Aim of the exercise => An exact, picture-free copy of the listing is required.

::: Records supplied :::

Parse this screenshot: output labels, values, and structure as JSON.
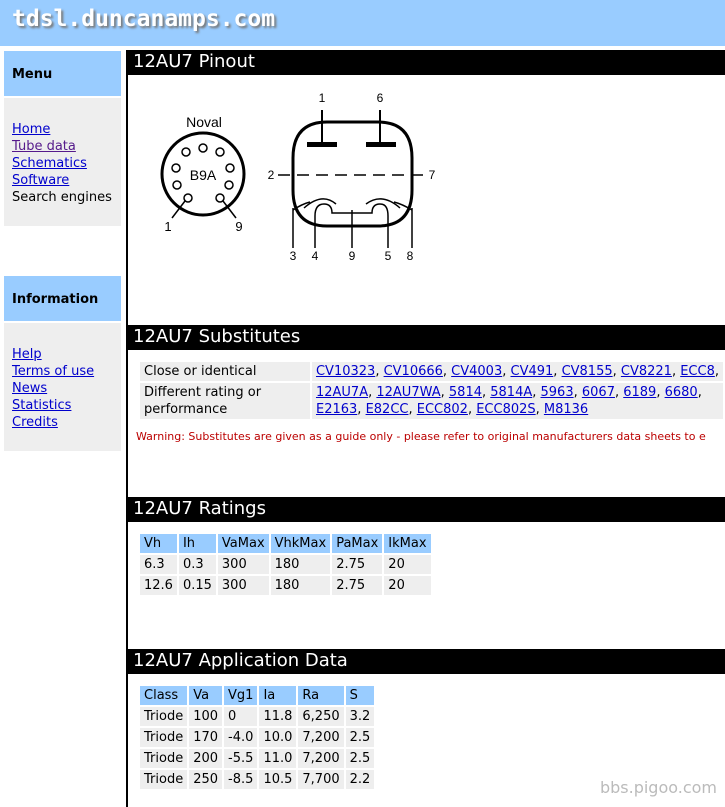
{
  "site_title": "tdsl.duncanamps.com",
  "sidebar": {
    "menu_title": "Menu",
    "menu_items": [
      {
        "label": "Home"
      },
      {
        "label": "Tube data"
      },
      {
        "label": "Schematics"
      },
      {
        "label": "Software"
      },
      {
        "label": "Search engines"
      }
    ],
    "info_title": "Information",
    "info_items": [
      {
        "label": "Help"
      },
      {
        "label": "Terms of use"
      },
      {
        "label": "News"
      },
      {
        "label": "Statistics"
      },
      {
        "label": "Credits"
      }
    ]
  },
  "pinout": {
    "title": "12AU7 Pinout",
    "base_name": "Noval",
    "base_code": "B9A",
    "base_pins": [
      "1",
      "9"
    ],
    "pins": [
      "1",
      "6",
      "2",
      "7",
      "3",
      "4",
      "9",
      "5",
      "8"
    ]
  },
  "substitutes": {
    "title": "12AU7 Substitutes",
    "rows": [
      {
        "label": "Close or identical",
        "items": [
          "CV10323",
          "CV10666",
          "CV4003",
          "CV491",
          "CV8155",
          "CV8221",
          "ECC8"
        ]
      },
      {
        "label": "Different rating or performance",
        "items": [
          "12AU7A",
          "12AU7WA",
          "5814",
          "5814A",
          "5963",
          "6067",
          "6189",
          "6680"
        ],
        "items2": [
          "E2163",
          "E82CC",
          "ECC802",
          "ECC802S",
          "M8136"
        ]
      }
    ],
    "warning": "Warning: Substitutes are given as a guide only - please refer to original manufacturers data sheets to e"
  },
  "ratings": {
    "title": "12AU7 Ratings",
    "headers": [
      "Vh",
      "Ih",
      "VaMax",
      "VhkMax",
      "PaMax",
      "IkMax"
    ],
    "rows": [
      [
        "6.3",
        "0.3",
        "300",
        "180",
        "2.75",
        "20"
      ],
      [
        "12.6",
        "0.15",
        "300",
        "180",
        "2.75",
        "20"
      ]
    ]
  },
  "application": {
    "title": "12AU7 Application Data",
    "headers": [
      "Class",
      "Va",
      "Vg1",
      "Ia",
      "Ra",
      "S"
    ],
    "rows": [
      [
        "Triode",
        "100",
        "0",
        "11.8",
        "6,250",
        "3.2"
      ],
      [
        "Triode",
        "170",
        "-4.0",
        "10.0",
        "7,200",
        "2.5"
      ],
      [
        "Triode",
        "200",
        "-5.5",
        "11.0",
        "7,200",
        "2.5"
      ],
      [
        "Triode",
        "250",
        "-8.5",
        "10.5",
        "7,700",
        "2.2"
      ]
    ]
  },
  "watermark": "bbs.pigoo.com"
}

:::

Your solution =>
Parse this screenshot: output labels, values, and structure as JSON.
{
  "site_title": "tdsl.duncanamps.com",
  "sidebar": {
    "menu_title": "Menu",
    "menu_items": [
      {
        "label": "Home"
      },
      {
        "label": "Tube data"
      },
      {
        "label": "Schematics"
      },
      {
        "label": "Software"
      },
      {
        "label": "Search engines"
      }
    ],
    "info_title": "Information",
    "info_items": [
      {
        "label": "Help"
      },
      {
        "label": "Terms of use"
      },
      {
        "label": "News"
      },
      {
        "label": "Statistics"
      },
      {
        "label": "Credits"
      }
    ]
  },
  "pinout": {
    "title": "12AU7 Pinout",
    "base_name": "Noval",
    "base_code": "B9A",
    "base_pins": [
      "1",
      "9"
    ],
    "pins": [
      "1",
      "6",
      "2",
      "7",
      "3",
      "4",
      "9",
      "5",
      "8"
    ]
  },
  "substitutes": {
    "title": "12AU7 Substitutes",
    "rows": [
      {
        "label": "Close or identical",
        "items": [
          "CV10323",
          "CV10666",
          "CV4003",
          "CV491",
          "CV8155",
          "CV8221",
          "ECC8"
        ]
      },
      {
        "label": "Different rating or performance",
        "items": [
          "12AU7A",
          "12AU7WA",
          "5814",
          "5814A",
          "5963",
          "6067",
          "6189",
          "6680"
        ],
        "items2": [
          "E2163",
          "E82CC",
          "ECC802",
          "ECC802S",
          "M8136"
        ]
      }
    ],
    "warning": "Warning: Substitutes are given as a guide only - please refer to original manufacturers data sheets to e"
  },
  "ratings": {
    "title": "12AU7 Ratings",
    "headers": [
      "Vh",
      "Ih",
      "VaMax",
      "VhkMax",
      "PaMax",
      "IkMax"
    ],
    "rows": [
      [
        "6.3",
        "0.3",
        "300",
        "180",
        "2.75",
        "20"
      ],
      [
        "12.6",
        "0.15",
        "300",
        "180",
        "2.75",
        "20"
      ]
    ]
  },
  "application": {
    "title": "12AU7 Application Data",
    "headers": [
      "Class",
      "Va",
      "Vg1",
      "Ia",
      "Ra",
      "S"
    ],
    "rows": [
      [
        "Triode",
        "100",
        "0",
        "11.8",
        "6,250",
        "3.2"
      ],
      [
        "Triode",
        "170",
        "-4.0",
        "10.0",
        "7,200",
        "2.5"
      ],
      [
        "Triode",
        "200",
        "-5.5",
        "11.0",
        "7,200",
        "2.5"
      ],
      [
        "Triode",
        "250",
        "-8.5",
        "10.5",
        "7,700",
        "2.2"
      ]
    ]
  },
  "watermark": "bbs.pigoo.com"
}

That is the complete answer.